U.S. District Judge Jesse Furman, an appointee of former President Barack Obama, will oversee the two-week trial in Manhattan without a jury. The outcome could give either Democrats or Republicans an edge as soon as 2021 and through at least 2031, just after the next decennial census. Given the stakes, an appeal to the U.S. Supreme Court is all but inevitable.
Central to the case are Commerce Secretary Wilbur Ross, whose department houses the Census Bureau, and his interactions with Trump’s anti-immigration associates and aides after the 2016 election. They include Kansas Secretary of State Kris Kobach, who was on Trump’s failed voter-fraud commission, and former White House chief strategist Stephen Bannon.
Ross initially said he added the question to the census this past March after a request from U.S. Attorney General Jeff Sessions’ Justice Department, which told him the information would help the agency enforce the Voting Rights Act.
Plaintiffs led by New York Attorney General Barbara Underwood, who sued in April, say the plan to revive the citizenship question was always intended to depress the census response from Democratic-leaning immigrants.
The states and cities, in a pretrial brief outlining their case, point to evidence that the question was proposed internally in late January 2017, the first month of Trump’s presidency, in a draft executive order about immigration — and long before the Justice Department brought up the Voting Rights Act.
The draft included "anti-immigrant provisions targeting illegal entries, visa overstays and unlawful employment" and made no mention of the voting law, the plaintiffs said in their filing.

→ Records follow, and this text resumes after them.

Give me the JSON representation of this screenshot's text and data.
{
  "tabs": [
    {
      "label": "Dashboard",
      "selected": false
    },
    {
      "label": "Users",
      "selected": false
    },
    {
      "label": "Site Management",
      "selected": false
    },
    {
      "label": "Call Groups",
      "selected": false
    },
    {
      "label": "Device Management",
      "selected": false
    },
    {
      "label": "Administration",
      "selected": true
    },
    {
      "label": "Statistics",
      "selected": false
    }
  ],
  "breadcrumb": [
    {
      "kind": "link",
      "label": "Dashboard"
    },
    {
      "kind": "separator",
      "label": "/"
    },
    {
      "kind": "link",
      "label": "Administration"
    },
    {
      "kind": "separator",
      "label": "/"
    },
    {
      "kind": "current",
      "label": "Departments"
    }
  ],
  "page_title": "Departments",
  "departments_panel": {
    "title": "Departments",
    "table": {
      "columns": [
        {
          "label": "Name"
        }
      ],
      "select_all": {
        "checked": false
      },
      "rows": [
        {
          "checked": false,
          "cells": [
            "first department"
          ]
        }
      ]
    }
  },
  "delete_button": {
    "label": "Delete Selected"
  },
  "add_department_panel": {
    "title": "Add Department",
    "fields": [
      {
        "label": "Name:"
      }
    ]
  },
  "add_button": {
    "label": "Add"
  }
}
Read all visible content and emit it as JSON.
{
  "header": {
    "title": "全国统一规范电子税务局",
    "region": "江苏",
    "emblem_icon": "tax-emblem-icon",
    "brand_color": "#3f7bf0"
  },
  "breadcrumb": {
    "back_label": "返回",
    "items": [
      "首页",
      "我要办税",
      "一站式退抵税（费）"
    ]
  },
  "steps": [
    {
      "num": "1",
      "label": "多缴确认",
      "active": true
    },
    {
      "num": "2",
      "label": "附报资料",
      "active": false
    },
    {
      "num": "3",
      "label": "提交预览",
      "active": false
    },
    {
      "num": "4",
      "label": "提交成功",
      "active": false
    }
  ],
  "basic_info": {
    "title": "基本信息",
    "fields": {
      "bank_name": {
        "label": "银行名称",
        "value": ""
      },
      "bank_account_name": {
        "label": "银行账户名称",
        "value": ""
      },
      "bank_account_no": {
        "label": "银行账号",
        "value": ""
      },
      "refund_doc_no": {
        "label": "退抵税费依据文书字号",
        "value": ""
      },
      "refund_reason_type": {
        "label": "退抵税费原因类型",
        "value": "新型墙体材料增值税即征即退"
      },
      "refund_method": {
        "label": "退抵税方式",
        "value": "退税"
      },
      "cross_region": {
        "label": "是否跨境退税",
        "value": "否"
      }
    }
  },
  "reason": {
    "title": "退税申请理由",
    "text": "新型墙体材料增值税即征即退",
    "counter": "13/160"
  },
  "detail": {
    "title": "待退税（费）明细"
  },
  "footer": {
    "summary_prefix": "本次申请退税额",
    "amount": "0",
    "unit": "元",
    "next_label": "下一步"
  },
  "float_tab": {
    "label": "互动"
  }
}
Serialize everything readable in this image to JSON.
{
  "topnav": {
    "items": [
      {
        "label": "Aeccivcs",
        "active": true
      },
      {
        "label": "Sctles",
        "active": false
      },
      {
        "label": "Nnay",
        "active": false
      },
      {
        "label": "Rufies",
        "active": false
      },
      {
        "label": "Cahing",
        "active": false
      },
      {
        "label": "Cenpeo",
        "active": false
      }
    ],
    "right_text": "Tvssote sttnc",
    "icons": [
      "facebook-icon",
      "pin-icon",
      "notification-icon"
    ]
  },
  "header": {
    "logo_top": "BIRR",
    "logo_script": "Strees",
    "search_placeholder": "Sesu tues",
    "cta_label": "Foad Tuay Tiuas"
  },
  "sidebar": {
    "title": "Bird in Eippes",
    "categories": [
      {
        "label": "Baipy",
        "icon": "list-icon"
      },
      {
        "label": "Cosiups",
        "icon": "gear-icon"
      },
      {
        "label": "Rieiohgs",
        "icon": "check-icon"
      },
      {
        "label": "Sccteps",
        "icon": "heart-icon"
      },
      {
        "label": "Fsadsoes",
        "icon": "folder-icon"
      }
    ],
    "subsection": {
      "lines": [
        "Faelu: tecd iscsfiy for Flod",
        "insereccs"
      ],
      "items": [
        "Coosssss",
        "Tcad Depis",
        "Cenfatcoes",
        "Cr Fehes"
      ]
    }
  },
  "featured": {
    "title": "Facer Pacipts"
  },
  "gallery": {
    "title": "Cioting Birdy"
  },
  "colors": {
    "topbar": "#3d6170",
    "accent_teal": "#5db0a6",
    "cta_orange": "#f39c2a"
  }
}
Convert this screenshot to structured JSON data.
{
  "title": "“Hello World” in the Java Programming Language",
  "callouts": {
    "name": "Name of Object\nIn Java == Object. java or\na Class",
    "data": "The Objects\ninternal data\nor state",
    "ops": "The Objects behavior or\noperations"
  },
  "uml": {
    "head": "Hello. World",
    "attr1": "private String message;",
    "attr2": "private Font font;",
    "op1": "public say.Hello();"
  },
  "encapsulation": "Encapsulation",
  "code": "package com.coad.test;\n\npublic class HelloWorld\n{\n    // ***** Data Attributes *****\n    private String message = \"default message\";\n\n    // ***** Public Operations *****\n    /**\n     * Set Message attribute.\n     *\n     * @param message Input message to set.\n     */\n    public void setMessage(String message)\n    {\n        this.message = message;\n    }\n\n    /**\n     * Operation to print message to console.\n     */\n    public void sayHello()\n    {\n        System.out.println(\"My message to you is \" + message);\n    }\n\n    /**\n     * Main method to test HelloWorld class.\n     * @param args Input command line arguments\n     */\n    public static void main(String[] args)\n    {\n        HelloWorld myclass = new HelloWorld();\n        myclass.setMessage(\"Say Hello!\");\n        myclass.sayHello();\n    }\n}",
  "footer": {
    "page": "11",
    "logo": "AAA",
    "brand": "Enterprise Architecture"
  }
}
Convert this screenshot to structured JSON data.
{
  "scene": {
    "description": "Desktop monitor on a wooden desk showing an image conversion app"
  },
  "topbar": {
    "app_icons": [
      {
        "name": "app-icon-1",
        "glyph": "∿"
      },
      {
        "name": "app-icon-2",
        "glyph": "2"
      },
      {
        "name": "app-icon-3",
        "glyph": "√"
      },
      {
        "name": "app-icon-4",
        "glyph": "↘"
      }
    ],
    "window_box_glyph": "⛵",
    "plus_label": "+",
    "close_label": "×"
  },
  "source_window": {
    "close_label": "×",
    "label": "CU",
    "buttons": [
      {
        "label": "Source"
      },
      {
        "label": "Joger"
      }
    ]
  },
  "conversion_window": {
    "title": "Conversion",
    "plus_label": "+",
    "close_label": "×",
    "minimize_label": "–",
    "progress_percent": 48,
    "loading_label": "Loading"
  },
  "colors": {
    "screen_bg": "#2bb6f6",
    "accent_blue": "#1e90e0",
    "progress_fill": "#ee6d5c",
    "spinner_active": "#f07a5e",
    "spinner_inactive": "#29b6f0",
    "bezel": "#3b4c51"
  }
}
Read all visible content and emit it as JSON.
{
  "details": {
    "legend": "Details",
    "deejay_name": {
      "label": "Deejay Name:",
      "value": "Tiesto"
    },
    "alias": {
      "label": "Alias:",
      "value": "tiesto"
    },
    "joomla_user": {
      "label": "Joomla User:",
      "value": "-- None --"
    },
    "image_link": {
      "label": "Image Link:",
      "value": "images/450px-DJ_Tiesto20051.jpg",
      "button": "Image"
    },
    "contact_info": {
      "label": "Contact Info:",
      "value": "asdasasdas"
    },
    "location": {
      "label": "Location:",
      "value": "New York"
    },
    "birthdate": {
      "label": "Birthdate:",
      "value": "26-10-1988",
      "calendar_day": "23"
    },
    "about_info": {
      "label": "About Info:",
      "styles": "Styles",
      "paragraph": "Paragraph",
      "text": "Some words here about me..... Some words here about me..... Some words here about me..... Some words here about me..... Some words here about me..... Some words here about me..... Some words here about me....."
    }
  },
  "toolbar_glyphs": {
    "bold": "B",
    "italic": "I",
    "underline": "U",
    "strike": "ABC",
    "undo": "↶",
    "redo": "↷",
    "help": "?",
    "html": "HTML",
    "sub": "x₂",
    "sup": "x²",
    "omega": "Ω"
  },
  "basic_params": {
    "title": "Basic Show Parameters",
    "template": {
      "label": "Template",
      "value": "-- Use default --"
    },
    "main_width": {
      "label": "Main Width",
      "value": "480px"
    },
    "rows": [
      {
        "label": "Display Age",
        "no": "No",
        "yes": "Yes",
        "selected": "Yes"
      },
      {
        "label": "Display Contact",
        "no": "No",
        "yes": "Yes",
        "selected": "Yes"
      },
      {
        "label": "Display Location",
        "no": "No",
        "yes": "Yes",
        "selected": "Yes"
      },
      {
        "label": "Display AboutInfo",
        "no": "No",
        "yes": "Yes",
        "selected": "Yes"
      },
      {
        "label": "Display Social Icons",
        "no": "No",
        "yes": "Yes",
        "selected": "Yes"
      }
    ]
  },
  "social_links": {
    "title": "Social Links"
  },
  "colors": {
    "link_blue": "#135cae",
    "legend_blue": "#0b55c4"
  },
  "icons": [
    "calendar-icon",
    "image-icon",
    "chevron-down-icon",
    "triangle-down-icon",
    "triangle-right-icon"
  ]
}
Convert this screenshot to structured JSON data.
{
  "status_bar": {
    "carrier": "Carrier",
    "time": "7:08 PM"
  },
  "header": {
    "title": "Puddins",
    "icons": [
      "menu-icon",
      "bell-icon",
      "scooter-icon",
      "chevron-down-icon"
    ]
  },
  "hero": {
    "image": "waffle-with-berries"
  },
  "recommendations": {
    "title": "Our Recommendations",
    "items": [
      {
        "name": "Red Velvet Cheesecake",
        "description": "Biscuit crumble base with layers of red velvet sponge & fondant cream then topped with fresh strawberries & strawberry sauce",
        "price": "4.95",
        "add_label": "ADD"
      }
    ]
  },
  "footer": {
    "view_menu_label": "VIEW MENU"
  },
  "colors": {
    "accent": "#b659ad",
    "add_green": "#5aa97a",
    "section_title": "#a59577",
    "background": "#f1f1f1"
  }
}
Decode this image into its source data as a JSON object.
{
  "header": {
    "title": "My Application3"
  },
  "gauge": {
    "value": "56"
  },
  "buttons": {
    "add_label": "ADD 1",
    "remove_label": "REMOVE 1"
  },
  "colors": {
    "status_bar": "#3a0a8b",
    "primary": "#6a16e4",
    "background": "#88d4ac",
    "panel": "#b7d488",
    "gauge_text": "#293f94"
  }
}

Ross, who was appointed in February 2017, first heard about the proposed query from Bannon and Kobach, they wrote, arguing that the two "were expressly motivated by a desire to stem the political power of immigrant communities of color."
Ross overruled the Census Bureau’s own experts, who opposed adding the question "because it would lead to lower-quality citizenship data at higher cost and increased burden," the plaintiffs say.
The U.S. claims the states and cities won’t be able to prove any of that at trial.
"There is no evidence to demonstrate that the secretary acted in bad faith and did not actually believe the rationale set forth in his decision," the U.S. said in its filing. "Plaintiffs can only resort to unrelated innuendos."
Whatever Ross’ motives, the citizenship question could well lead to an undercount of some ethnic groups, such as Hispanics and Asians, who live in households with a greater percentage of noncitizens and may fear the consequences of checking the box, said William Frey, a senior fellow with the Metropolitan Policy Program at the Brookings Institution and an expert on the census.